Input for this task:
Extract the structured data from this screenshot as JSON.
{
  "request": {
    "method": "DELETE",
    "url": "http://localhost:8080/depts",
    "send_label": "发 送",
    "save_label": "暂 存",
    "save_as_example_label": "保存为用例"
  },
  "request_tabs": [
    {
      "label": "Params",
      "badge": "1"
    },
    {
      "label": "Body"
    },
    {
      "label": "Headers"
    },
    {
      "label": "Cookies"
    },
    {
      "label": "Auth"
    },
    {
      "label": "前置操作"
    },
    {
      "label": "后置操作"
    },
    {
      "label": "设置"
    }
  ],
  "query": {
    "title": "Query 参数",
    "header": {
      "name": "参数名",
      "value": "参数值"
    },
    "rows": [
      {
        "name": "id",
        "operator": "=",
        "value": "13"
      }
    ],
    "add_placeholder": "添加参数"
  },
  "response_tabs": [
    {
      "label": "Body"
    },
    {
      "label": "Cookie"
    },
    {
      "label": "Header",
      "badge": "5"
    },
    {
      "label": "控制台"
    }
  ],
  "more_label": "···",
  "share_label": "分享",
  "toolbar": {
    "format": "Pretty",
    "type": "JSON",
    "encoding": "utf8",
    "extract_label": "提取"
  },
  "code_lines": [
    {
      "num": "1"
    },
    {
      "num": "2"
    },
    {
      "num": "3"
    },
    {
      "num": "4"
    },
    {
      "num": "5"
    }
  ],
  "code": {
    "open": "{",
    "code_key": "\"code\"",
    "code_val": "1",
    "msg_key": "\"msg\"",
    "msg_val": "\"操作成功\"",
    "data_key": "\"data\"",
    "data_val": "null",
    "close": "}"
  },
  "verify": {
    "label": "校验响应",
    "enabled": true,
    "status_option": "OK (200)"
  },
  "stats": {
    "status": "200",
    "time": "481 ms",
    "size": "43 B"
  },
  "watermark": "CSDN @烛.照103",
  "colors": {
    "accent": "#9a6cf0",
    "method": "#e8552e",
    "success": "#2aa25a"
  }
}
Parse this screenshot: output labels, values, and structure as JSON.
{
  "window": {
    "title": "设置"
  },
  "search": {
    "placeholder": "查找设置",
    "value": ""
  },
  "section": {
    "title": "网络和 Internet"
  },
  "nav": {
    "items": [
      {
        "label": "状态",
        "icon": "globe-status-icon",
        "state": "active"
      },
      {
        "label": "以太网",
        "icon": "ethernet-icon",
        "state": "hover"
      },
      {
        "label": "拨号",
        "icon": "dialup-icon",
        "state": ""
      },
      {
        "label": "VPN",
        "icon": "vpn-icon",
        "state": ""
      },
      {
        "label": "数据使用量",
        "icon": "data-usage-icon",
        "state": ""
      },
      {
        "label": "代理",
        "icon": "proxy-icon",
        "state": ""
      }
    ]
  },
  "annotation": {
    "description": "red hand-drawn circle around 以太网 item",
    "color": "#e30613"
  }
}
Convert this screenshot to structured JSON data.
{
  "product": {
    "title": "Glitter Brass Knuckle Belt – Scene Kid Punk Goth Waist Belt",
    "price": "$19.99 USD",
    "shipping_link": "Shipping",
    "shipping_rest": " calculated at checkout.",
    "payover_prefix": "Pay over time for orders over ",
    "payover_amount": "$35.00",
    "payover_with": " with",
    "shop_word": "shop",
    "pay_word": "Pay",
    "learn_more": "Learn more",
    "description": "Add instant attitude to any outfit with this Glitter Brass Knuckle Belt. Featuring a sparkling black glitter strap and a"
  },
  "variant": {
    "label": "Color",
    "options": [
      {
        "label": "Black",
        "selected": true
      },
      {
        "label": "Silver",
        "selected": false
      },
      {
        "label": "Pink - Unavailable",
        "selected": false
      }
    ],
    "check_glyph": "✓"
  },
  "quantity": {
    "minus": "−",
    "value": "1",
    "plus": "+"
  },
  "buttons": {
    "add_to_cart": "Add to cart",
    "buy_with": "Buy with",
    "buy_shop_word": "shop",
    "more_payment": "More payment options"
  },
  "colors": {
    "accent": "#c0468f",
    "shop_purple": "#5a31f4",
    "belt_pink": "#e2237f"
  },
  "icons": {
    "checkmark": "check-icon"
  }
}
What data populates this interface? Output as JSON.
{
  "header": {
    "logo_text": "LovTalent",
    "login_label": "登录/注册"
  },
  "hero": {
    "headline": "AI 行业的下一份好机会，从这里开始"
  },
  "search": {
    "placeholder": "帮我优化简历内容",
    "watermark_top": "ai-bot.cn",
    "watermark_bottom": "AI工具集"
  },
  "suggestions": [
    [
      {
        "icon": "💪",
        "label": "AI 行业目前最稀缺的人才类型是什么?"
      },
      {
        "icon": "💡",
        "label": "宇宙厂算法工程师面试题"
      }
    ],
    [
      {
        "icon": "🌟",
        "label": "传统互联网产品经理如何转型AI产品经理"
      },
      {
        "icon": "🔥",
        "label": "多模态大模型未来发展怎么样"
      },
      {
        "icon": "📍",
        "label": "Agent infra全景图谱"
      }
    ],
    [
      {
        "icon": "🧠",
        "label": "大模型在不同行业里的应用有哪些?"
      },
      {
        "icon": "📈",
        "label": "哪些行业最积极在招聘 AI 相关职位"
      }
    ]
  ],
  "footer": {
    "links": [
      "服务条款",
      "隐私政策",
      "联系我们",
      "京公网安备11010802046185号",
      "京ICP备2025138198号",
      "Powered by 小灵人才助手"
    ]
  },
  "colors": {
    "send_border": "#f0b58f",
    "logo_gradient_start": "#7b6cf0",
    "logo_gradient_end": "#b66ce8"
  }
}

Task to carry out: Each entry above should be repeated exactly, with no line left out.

Solved exercise:
Extract the structured data from this screenshot as JSON.
{
  "request": {
    "method": "DELETE",
    "url": "http://localhost:8080/depts",
    "send_label": "发 送",
    "save_label": "暂 存",
    "save_as_example_label": "保存为用例"
  },
  "request_tabs": [
    {
      "label": "Params",
      "badge": "1"
    },
    {
      "label": "Body"
    },
    {
      "label": "Headers"
    },
    {
      "label": "Cookies"
    },
    {
      "label": "Auth"
    },
    {
      "label": "前置操作"
    },
    {
      "label": "后置操作"
    },
    {
      "label": "设置"
    }
  ],
  "query": {
    "title": "Query 参数",
    "header": {
      "name": "参数名",
      "value": "参数值"
    },
    "rows": [
      {
        "name": "id",
        "operator": "=",
        "value": "13"
      }
    ],
    "add_placeholder": "添加参数"
  },
  "response_tabs": [
    {
      "label": "Body"
    },
    {
      "label": "Cookie"
    },
    {
      "label": "Header",
      "badge": "5"
    },
    {
      "label": "控制台"
    }
  ],
  "more_label": "···",
  "share_label": "分享",
  "toolbar": {
    "format": "Pretty",
    "type": "JSON",
    "encoding": "utf8",
    "extract_label": "提取"
  },
  "code_lines": [
    {
      "num": "1"
    },
    {
      "num": "2"
    },
    {
      "num": "3"
    },
    {
      "num": "4"
    },
    {
      "num": "5"
    }
  ],
  "code": {
    "open": "{",
    "code_key": "\"code\"",
    "code_val": "1",
    "msg_key": "\"msg\"",
    "msg_val": "\"操作成功\"",
    "data_key": "\"data\"",
    "data_val": "null",
    "close": "}"
  },
  "verify": {
    "label": "校验响应",
    "enabled": true,
    "status_option": "OK (200)"
  },
  "stats": {
    "status": "200",
    "time": "481 ms",
    "size": "43 B"
  },
  "watermark": "CSDN @烛.照103",
  "colors": {
    "accent": "#9a6cf0",
    "method": "#e8552e",
    "success": "#2aa25a"
  }
}
Parse this screenshot: output labels, values, and structure as JSON.
{
  "window": {
    "title": "设置"
  },
  "search": {
    "placeholder": "查找设置",
    "value": ""
  },
  "section": {
    "title": "网络和 Internet"
  },
  "nav": {
    "items": [
      {
        "label": "状态",
        "icon": "globe-status-icon",
        "state": "active"
      },
      {
        "label": "以太网",
        "icon": "ethernet-icon",
        "state": "hover"
      },
      {
        "label": "拨号",
        "icon": "dialup-icon",
        "state": ""
      },
      {
        "label": "VPN",
        "icon": "vpn-icon",
        "state": ""
      },
      {
        "label": "数据使用量",
        "icon": "data-usage-icon",
        "state": ""
      },
      {
        "label": "代理",
        "icon": "proxy-icon",
        "state": ""
      }
    ]
  },
  "annotation": {
    "description": "red hand-drawn circle around 以太网 item",
    "color": "#e30613"
  }
}
Convert this screenshot to structured JSON data.
{
  "product": {
    "title": "Glitter Brass Knuckle Belt – Scene Kid Punk Goth Waist Belt",
    "price": "$19.99 USD",
    "shipping_link": "Shipping",
    "shipping_rest": " calculated at checkout.",
    "payover_prefix": "Pay over time for orders over ",
    "payover_amount": "$35.00",
    "payover_with": " with",
    "shop_word": "shop",
    "pay_word": "Pay",
    "learn_more": "Learn more",
    "description": "Add instant attitude to any outfit with this Glitter Brass Knuckle Belt. Featuring a sparkling black glitter strap and a"
  },
  "variant": {
    "label": "Color",
    "options": [
      {
        "label": "Black",
        "selected": true
      },
      {
        "label": "Silver",
        "selected": false
      },
      {
        "label": "Pink - Unavailable",
        "selected": false
      }
    ],
    "check_glyph": "✓"
  },
  "quantity": {
    "minus": "−",
    "value": "1",
    "plus": "+"
  },
  "buttons": {
    "add_to_cart": "Add to cart",
    "buy_with": "Buy with",
    "buy_shop_word": "shop",
    "more_payment": "More payment options"
  },
  "colors": {
    "accent": "#c0468f",
    "shop_purple": "#5a31f4",
    "belt_pink": "#e2237f"
  },
  "icons": {
    "checkmark": "check-icon"
  }
}
What data populates this interface? Output as JSON.
{
  "header": {
    "logo_text": "LovTalent",
    "login_label": "登录/注册"
  },
  "hero": {
    "headline": "AI 行业的下一份好机会，从这里开始"
  },
  "search": {
    "placeholder": "帮我优化简历内容",
    "watermark_top": "ai-bot.cn",
    "watermark_bottom": "AI工具集"
  },
  "suggestions": [
    [
      {
        "icon": "💪",
        "label": "AI 行业目前最稀缺的人才类型是什么?"
      },
      {
        "icon": "💡",
        "label": "宇宙厂算法工程师面试题"
      }
    ],
    [
      {
        "icon": "🌟",
        "label": "传统互联网产品经理如何转型AI产品经理"
      },
      {
        "icon": "🔥",
        "label": "多模态大模型未来发展怎么样"
      },
      {
        "icon": "📍",
        "label": "Agent infra全景图谱"
      }
    ],
    [
      {
        "icon": "🧠",
        "label": "大模型在不同行业里的应用有哪些?"
      },
      {
        "icon": "📈",
        "label": "哪些行业最积极在招聘 AI 相关职位"
      }
    ]
  ],
  "footer": {
    "links": [
      "服务条款",
      "隐私政策",
      "联系我们",
      "京公网安备11010802046185号",
      "京ICP备2025138198号",
      "Powered by 小灵人才助手"
    ]
  },
  "colors": {
    "send_border": "#f0b58f",
    "logo_gradient_start": "#7b6cf0",
    "logo_gradient_end": "#b66ce8"
  }
}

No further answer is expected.